The gang managed to particularly seek out a majority of youngsters who had troubled personal and family backgrounds, meaning they were vulnerable and in no position to stand up to the men who wanted them simply for sexual gratification.
Of the 26 victims, the youngest of which was 12 and the eldest 18, a serious case review was carried out into two who were in local authority care at the time of the abuse.
Multi-agency reviews were also carried out into more than 20 of the other victims involved.
But Derbyshire Police said the girls were from a variety of backgrounds and urged all parents to be aware of the risks of sexual exploitation.
During the trial, the court heard a harrowing account from one of the girls about a time she was raped in June 2008, aged just 16.
She knew one of the men who rang her and asked her to meet up, and after being taken to a petrol station to buy alcohol, she was driven to an isolated spot where she was raped.
Describing the ordeal, she said: ‘It felt like it lasted for hours but it didn’t, I know that it didn’t. While I was lying there, he said ‘Do you like it, do you like it?’. And I said ‘Yes’.
‘I tried to do everything I could to stop it so at that stage I just said ‘Yes’.
‘I just thought if I tell him what he wants to hear, it will be done quicker.’
Prosecutor Yvonne Coen QC told the court the ‘young and impressionable’ girls were used as sex objects either for members of the gang or for a variety of their friends.
She said: ‘The reason for the main defendants’ relentless pursuit of the girls in this way was quite simple.

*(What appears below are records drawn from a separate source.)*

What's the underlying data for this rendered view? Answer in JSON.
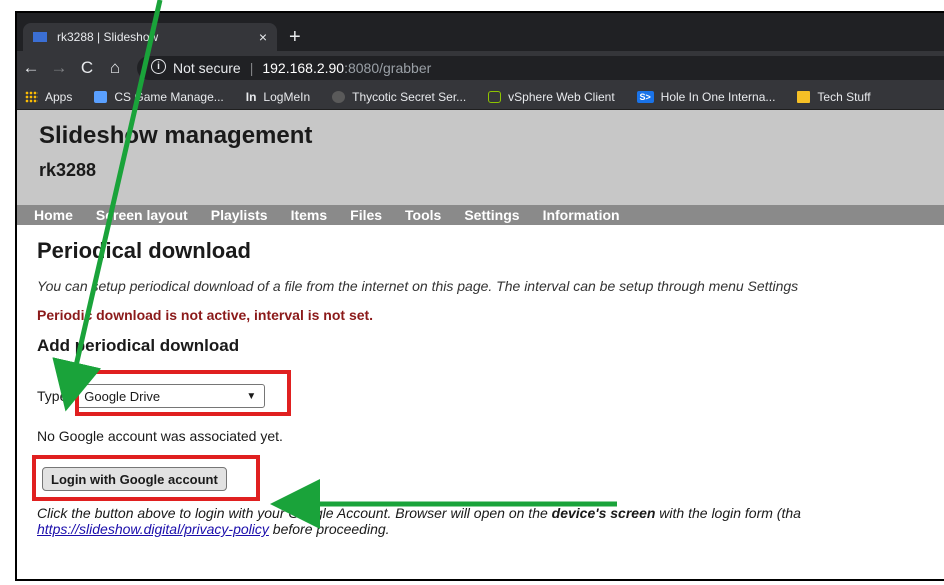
{
  "browser": {
    "tab": {
      "title": "rk3288 | Slideshow",
      "close": "×"
    },
    "new_tab": "+",
    "nav": {
      "back": "←",
      "forward": "→",
      "reload": "C",
      "home": "⌂"
    },
    "address": {
      "security_label": "Not secure",
      "separator": "|",
      "host": "192.168.2.90",
      "path": ":8080/grabber"
    },
    "bookmarks": [
      {
        "label": "Apps",
        "icon": "apps-icon"
      },
      {
        "label": "CS Game Manage...",
        "icon": "cs-icon"
      },
      {
        "label": "LogMeIn",
        "icon": "logmein-icon"
      },
      {
        "label": "Thycotic Secret Ser...",
        "icon": "thycotic-icon"
      },
      {
        "label": "vSphere Web Client",
        "icon": "vsphere-icon"
      },
      {
        "label": "Hole In One Interna...",
        "icon": "hole-in-one-icon"
      },
      {
        "label": "Tech Stuff",
        "icon": "folder-icon"
      }
    ]
  },
  "page": {
    "title": "Slideshow management",
    "device": "rk3288",
    "menu": [
      "Home",
      "Screen layout",
      "Playlists",
      "Items",
      "Files",
      "Tools",
      "Settings",
      "Information"
    ],
    "heading": "Periodical download",
    "intro": "You can setup periodical download of a file from the internet on this page. The interval can be setup through menu Settings",
    "warning": "Periodic download is not active, interval is not set.",
    "subheading": "Add periodical download",
    "type_label": "Type:",
    "type_value": "Google Drive",
    "no_account": "No Google account was associated yet.",
    "login_button": "Login with Google account",
    "footer": {
      "part1": "Click the button above to login with your Google Account. Browser will open on the ",
      "bold": "device's screen",
      "part2": " with the login form (tha",
      "link": "https://slideshow.digital/privacy-policy",
      "part3": " before proceeding."
    }
  },
  "annotations": {
    "highlight_color": "#e02020",
    "arrow_color": "#1aa33a"
  }
}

They wanted sex, whether the girls wanted sex or not.’
After finding themselves in situations where they felt very uneasy, it seemed many of the victims finally came to a point where they wanted to change their circumstances, Detective Superintendent Debbie Platt, of Derbyshire Police, said.

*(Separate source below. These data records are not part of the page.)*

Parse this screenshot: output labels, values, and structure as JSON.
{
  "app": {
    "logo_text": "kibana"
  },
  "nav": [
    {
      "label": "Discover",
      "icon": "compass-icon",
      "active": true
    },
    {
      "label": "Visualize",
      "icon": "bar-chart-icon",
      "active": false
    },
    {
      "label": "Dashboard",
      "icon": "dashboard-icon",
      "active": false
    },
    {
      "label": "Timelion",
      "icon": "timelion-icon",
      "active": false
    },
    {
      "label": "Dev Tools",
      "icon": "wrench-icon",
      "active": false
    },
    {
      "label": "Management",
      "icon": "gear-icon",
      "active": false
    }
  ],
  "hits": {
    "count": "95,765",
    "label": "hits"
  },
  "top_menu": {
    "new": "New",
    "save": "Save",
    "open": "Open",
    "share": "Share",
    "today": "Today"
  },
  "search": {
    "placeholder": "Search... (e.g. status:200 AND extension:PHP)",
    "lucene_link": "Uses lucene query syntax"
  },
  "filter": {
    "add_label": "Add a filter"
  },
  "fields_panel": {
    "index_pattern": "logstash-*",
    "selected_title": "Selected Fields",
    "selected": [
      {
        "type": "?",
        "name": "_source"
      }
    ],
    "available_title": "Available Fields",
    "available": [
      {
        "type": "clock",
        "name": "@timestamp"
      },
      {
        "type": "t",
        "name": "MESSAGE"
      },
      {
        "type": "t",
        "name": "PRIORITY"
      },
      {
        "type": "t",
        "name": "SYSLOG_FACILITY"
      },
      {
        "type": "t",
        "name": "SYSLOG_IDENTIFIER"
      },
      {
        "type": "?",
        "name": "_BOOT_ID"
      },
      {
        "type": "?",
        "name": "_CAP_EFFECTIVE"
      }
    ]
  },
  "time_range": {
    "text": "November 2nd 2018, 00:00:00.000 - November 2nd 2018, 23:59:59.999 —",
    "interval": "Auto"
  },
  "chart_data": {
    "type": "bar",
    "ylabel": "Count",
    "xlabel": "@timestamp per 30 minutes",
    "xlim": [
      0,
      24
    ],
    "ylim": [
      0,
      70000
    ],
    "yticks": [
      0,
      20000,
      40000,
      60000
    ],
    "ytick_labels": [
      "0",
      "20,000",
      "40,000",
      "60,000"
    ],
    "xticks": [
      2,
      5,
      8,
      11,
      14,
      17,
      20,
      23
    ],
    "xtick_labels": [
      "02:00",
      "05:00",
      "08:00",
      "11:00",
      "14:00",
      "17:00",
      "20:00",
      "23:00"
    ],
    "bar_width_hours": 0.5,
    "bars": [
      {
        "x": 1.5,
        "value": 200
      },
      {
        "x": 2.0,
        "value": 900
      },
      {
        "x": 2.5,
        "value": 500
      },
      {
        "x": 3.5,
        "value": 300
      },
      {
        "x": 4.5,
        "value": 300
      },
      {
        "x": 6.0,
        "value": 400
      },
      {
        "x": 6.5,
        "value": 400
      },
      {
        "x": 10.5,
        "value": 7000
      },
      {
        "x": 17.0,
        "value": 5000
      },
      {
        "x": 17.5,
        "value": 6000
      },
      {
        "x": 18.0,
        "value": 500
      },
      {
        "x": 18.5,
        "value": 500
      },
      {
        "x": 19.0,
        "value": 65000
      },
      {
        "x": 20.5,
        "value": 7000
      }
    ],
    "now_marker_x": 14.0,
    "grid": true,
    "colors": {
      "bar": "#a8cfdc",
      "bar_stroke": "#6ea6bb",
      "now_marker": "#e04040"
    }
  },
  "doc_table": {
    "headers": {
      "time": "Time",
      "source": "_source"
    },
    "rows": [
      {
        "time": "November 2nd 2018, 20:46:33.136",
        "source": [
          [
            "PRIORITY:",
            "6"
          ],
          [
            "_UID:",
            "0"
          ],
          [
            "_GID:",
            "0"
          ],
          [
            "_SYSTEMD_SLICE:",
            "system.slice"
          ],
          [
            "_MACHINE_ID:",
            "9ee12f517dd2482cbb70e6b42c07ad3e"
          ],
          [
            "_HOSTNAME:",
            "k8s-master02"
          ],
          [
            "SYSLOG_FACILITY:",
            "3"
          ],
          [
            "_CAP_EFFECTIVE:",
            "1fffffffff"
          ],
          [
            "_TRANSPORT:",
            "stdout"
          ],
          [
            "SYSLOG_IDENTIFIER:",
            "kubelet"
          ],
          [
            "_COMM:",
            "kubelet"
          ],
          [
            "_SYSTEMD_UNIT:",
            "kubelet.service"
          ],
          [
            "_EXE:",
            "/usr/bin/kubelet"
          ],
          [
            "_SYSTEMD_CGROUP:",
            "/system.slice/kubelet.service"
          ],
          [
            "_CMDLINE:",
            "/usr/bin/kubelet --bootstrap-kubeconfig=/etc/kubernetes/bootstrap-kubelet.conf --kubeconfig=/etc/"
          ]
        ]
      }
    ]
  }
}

‘The reason for the main defendants’ relentless pursuit of the girls in this way was quite simple. They wanted sex, whether the girls wanted sex or not’

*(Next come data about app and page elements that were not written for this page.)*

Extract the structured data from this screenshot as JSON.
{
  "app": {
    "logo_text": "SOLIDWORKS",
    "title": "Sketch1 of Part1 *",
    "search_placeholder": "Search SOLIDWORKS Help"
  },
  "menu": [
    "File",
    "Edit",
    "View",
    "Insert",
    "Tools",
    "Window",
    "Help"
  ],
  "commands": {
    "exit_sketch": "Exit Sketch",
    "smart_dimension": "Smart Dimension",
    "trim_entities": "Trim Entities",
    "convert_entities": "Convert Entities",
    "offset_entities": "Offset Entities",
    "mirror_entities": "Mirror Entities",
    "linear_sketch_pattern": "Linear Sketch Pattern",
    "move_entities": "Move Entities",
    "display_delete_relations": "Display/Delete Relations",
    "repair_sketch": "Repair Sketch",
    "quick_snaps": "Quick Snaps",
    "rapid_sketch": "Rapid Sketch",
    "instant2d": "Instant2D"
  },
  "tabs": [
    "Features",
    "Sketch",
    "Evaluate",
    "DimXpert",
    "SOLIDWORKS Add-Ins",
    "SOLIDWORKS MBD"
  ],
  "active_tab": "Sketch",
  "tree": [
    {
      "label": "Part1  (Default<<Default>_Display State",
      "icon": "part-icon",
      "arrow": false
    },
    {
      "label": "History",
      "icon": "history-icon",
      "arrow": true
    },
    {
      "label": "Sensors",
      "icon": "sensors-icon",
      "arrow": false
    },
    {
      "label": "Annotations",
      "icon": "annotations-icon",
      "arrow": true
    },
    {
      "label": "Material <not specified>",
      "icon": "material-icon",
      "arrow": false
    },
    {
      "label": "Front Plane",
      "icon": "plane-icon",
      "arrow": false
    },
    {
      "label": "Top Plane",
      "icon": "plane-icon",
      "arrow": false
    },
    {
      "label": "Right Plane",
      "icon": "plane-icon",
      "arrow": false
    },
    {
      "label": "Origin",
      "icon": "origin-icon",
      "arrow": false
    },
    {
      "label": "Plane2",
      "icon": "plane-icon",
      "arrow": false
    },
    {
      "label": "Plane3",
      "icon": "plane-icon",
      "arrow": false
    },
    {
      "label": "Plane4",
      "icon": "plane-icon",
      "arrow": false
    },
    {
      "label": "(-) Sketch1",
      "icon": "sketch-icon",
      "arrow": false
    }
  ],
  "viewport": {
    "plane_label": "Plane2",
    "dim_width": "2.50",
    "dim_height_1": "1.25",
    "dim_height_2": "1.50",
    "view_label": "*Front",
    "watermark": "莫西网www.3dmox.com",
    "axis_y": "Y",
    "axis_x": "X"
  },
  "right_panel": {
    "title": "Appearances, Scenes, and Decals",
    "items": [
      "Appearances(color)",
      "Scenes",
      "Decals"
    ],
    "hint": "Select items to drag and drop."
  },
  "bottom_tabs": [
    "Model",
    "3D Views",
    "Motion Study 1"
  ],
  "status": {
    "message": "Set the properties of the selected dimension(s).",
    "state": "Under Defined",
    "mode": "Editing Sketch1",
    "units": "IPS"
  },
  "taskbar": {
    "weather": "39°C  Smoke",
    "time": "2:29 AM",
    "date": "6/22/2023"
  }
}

Prosecutor Yvonne Coen QC
She worked closely on the investigation, and said: ‘My personal belief is that the girls had had enough; they wanted to be listened to, they wanted to be believed and they wanted the abuse to stop.
‘I think that’s a critical part, they knew the offenders were under arrest and that’s when they’ve decided to speak to the agencies and particularly the police.’
As one victim came forward, officers were led to another, then another, followed by many more, she said.
She praised the courage of the girls, who had to sit through the court case and reveal personal details of their lives to strangers in a courtroom, and added: ‘The girls have been incredibly brave.
‘Not just by putting their trust in the police officers who took that initial statement from them, but they’ve seen this through.
‘It’s been an 18-month process for most of these victims and they’ve been incredibly brave sticking with the prosecution. They’ve given evidence in a court – some of that’s been quite traumatic, as you can imagine. We’re talking about serious sexual offences and rape – and we are incredibly proud of these girls.’
A report published after the gang was convicted said there were ‘missed opportunities’ by agencies to help the girls.
The review’s executive summary said that although it was difficult to know whether the sexual exploitation could have been predicted for the two girls in care, their background meant it was predictable they would become vulnerable adolescents at risk of abuse.
‘Had there been earlier, concerted intervention in their lives to address their unmet needs, it is likely that they would have been less vulnerable as adolescents and therefore less likely to be abused,’ it said.
‘These conclusions are mirrored in the findings from the multi-agency reviews.
‘There were missed opportunities to assess significant concerns in relation to the other young women and comprehensive assessments were not completed.
‘When they were completed, the quality of assessments was frequently poor, with little involvement of the young person and their family, and all the relevant agencies.’